Preview Mode Links will not work in preview mode

Public Health Culture

Join Leonore Okwara, MPH as she discusses public health research, initiatives, and how to engage the community in it all.

Oct 6, 2020

Melicent Miller, DrPH (c), MSPH, BS, is a Health Improvement Supervisor at the Virginia Department of Health and has over a decade of experience working in the field of public health. She is passionate about improving the health and wellbeing of communities by engaging in multi-sectoral partnerships aimed at collectively impacting social determinants/influencers of health and reducing health inequities and health disparities. She has spent the majority of her career working in chronic disease prevention and management and helping people be well. 

 In This Episode We Cover:

  • Her background and her career journey
  • Why she choose to earn her DrPH versus a PhD
  • How she navigates community relationships
  • Why always being willing to learn more and dig deep is the key to success
  • How health equity is interconnected with so many other disciplines
  • The different public health programs she manages
  • The positions and roles of the staff who work under her
  • The tools and strategies she uses to stay organized and on top of everything
  • The importance of Community Health Workers
  • What steps someone can take to work in this field  

Stand-Out Quotes:

  • “It (public health work) fuels my passion to be creative and innovative and think of ways we can reach those who are most underserved, most vulnerable, hidden populations, and even those who have been exploited. It’s my life’s work and I enjoy it everyday.”
  • “We (civil servants) know the importance of engaging the community.  The community is filled with so many resources, not just financial but also lived experiences.”
  • “It’s a matter of understanding who you are serving, why you are serving, and how you can serve those individuals even if it’s not through direct service.” 
  • “Keeping a pulse on what’s going on in our communities, not just the data but the  anecdotal evidence that we have on how things are impacting them is critically important.”
  • “Understanding the gaps or missing links in service is and the provision of care is also critically important.”
  • “It’s always a willingness to learn more and dig deep into your partnerships.” 
  • “We are all here to serve our community and we do it better when we collaborate.”
  • “Addressing individual and population health doesn’t reside just in the walls of a clinic.”

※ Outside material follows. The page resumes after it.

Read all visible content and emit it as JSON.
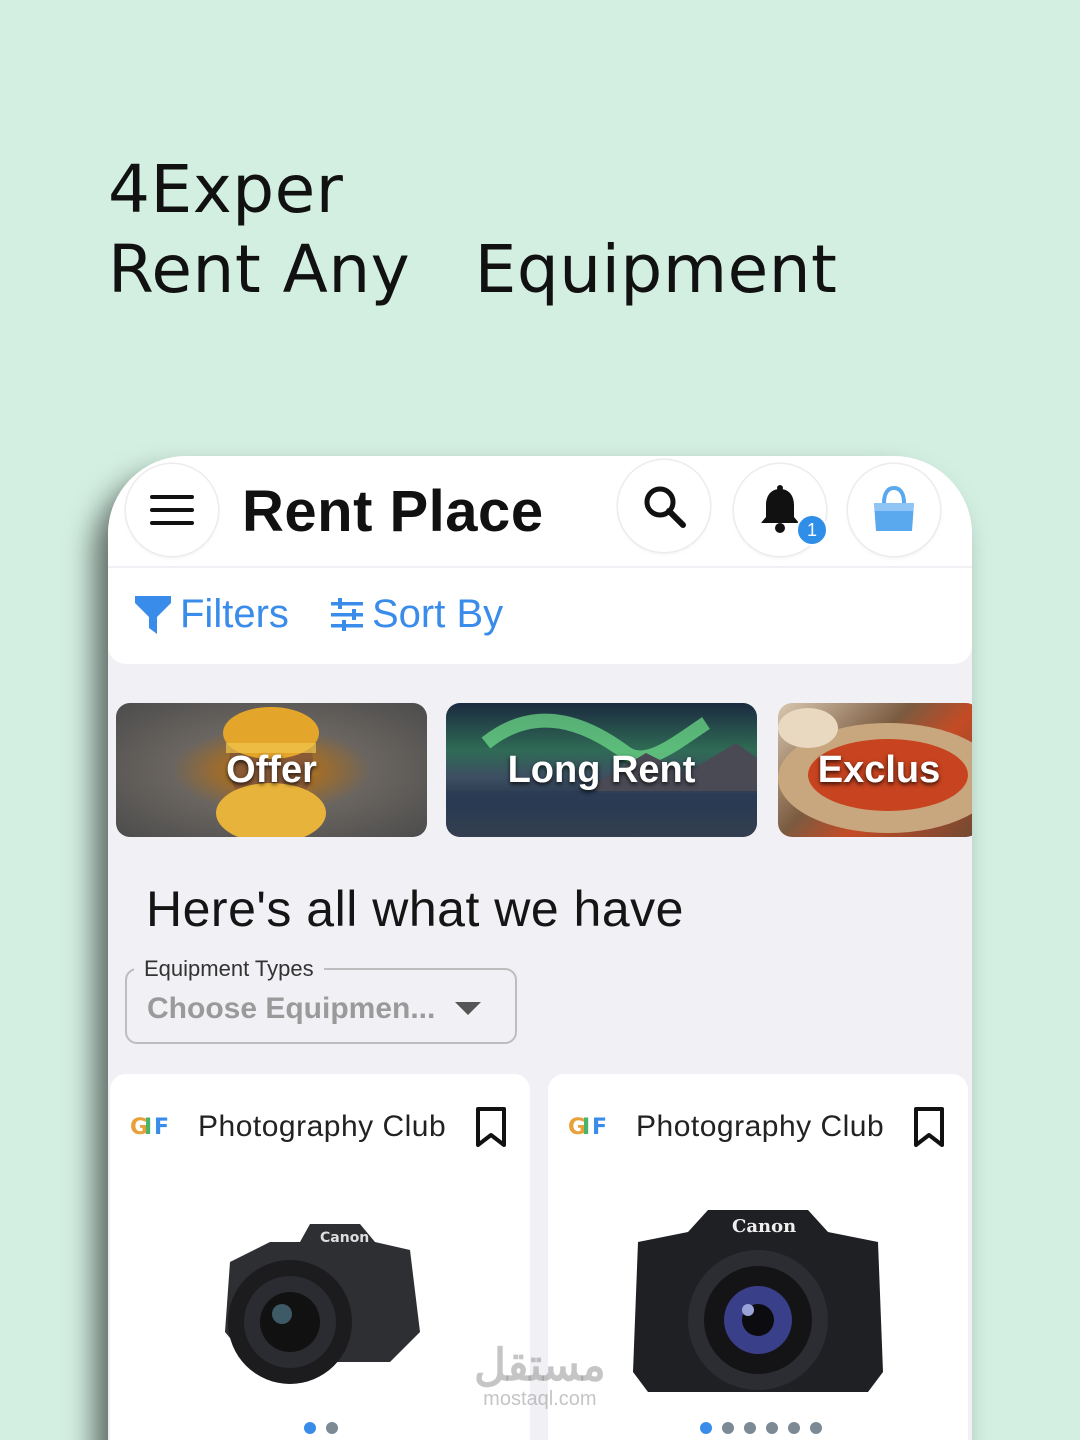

Action Steps:

  • Use technology and creativity to serve your communities.
  • For someone who is new to the field don’t get hung up on titles.  Don’t be afraid to jump right in and ask the tough questions.  Remember, new practitioners bring new perspectives and fresh ideas.
  • To manage everything: 
    • Make lists of all of your tasks.  
    • Keep a calendar with due dates.  
    • Keep a pulse on the community and check in on staff periodically. 
    • Take notes.  Use technology to keep track of her notes.  
  • Find ways to educate yourself, both formal and lived experience is important. 
  • Networking is essential.  If you hear about someone or read about someone doing the work you want to do, reach out to them.  There are people who will take you under their wing.  

Reach Out:

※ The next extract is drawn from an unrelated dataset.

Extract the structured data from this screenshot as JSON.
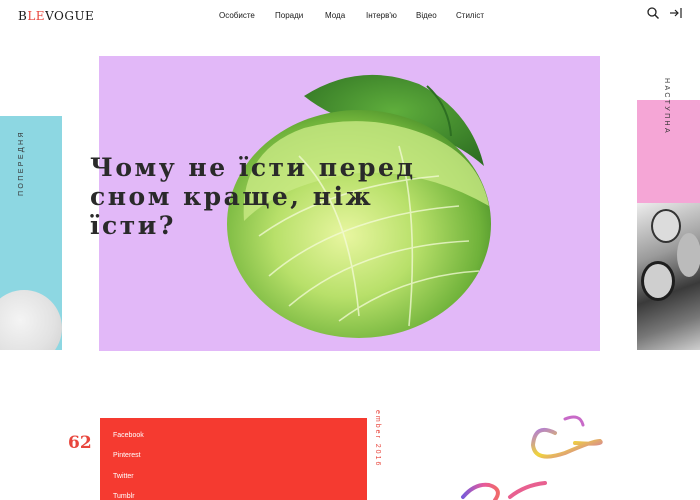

  • LinkedIn:
  • Twitter: @MelicentM
  • Follow her on these two social media channels as she will soon be starting a new podcast called "Health EverywHERe" and you won’t want to miss anything!

Interested in being a guest on the podcast? Reach out to Leonore Okwara, MPH at